- _Source data_:
★ ★ ★
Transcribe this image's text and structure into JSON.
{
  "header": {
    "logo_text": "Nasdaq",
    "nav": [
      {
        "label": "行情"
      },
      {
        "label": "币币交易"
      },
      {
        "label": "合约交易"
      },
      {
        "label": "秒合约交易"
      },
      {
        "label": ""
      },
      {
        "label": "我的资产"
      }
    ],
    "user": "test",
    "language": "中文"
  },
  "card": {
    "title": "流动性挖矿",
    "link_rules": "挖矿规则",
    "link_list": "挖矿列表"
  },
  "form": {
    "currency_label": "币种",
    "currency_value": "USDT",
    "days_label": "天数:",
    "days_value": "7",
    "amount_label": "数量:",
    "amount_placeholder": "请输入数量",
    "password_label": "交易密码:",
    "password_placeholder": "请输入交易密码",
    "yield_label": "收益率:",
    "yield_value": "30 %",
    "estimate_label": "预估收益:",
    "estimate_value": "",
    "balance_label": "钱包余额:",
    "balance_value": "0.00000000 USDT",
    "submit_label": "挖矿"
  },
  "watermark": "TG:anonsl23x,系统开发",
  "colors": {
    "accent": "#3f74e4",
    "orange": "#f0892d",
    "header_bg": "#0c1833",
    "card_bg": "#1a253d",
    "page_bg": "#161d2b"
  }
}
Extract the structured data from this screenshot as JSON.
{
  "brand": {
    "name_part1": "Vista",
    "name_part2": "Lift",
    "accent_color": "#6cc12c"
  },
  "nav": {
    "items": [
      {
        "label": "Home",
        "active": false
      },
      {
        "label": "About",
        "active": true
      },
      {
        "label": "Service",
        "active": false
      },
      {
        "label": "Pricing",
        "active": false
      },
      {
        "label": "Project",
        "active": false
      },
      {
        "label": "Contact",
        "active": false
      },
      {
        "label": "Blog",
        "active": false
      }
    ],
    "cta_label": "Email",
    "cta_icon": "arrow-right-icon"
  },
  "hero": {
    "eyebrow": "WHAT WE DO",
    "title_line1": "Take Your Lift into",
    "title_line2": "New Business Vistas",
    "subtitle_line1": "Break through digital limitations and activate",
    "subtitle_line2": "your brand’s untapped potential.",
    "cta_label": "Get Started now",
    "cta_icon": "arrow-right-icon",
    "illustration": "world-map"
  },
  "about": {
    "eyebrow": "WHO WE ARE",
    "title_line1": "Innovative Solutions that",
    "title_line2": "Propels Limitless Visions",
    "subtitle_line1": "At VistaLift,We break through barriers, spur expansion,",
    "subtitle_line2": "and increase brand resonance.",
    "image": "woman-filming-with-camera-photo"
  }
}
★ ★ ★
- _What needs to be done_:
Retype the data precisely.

- _The completed task_:
Transcribe this image's text and structure into JSON.
{
  "header": {
    "logo_text": "Nasdaq",
    "nav": [
      {
        "label": "行情"
      },
      {
        "label": "币币交易"
      },
      {
        "label": "合约交易"
      },
      {
        "label": "秒合约交易"
      },
      {
        "label": ""
      },
      {
        "label": "我的资产"
      }
    ],
    "user": "test",
    "language": "中文"
  },
  "card": {
    "title": "流动性挖矿",
    "link_rules": "挖矿规则",
    "link_list": "挖矿列表"
  },
  "form": {
    "currency_label": "币种",
    "currency_value": "USDT",
    "days_label": "天数:",
    "days_value": "7",
    "amount_label": "数量:",
    "amount_placeholder": "请输入数量",
    "password_label": "交易密码:",
    "password_placeholder": "请输入交易密码",
    "yield_label": "收益率:",
    "yield_value": "30 %",
    "estimate_label": "预估收益:",
    "estimate_value": "",
    "balance_label": "钱包余额:",
    "balance_value": "0.00000000 USDT",
    "submit_label": "挖矿"
  },
  "watermark": "TG:anonsl23x,系统开发",
  "colors": {
    "accent": "#3f74e4",
    "orange": "#f0892d",
    "header_bg": "#0c1833",
    "card_bg": "#1a253d",
    "page_bg": "#161d2b"
  }
}
Extract the structured data from this screenshot as JSON.
{
  "brand": {
    "name_part1": "Vista",
    "name_part2": "Lift",
    "accent_color": "#6cc12c"
  },
  "nav": {
    "items": [
      {
        "label": "Home",
        "active": false
      },
      {
        "label": "About",
        "active": true
      },
      {
        "label": "Service",
        "active": false
      },
      {
        "label": "Pricing",
        "active": false
      },
      {
        "label": "Project",
        "active": false
      },
      {
        "label": "Contact",
        "active": false
      },
      {
        "label": "Blog",
        "active": false
      }
    ],
    "cta_label": "Email",
    "cta_icon": "arrow-right-icon"
  },
  "hero": {
    "eyebrow": "WHAT WE DO",
    "title_line1": "Take Your Lift into",
    "title_line2": "New Business Vistas",
    "subtitle_line1": "Break through digital limitations and activate",
    "subtitle_line2": "your brand’s untapped potential.",
    "cta_label": "Get Started now",
    "cta_icon": "arrow-right-icon",
    "illustration": "world-map"
  },
  "about": {
    "eyebrow": "WHO WE ARE",
    "title_line1": "Innovative Solutions that",
    "title_line2": "Propels Limitless Visions",
    "subtitle_line1": "At VistaLift,We break through barriers, spur expansion,",
    "subtitle_line2": "and increase brand resonance.",
    "image": "woman-filming-with-camera-photo"
  }
}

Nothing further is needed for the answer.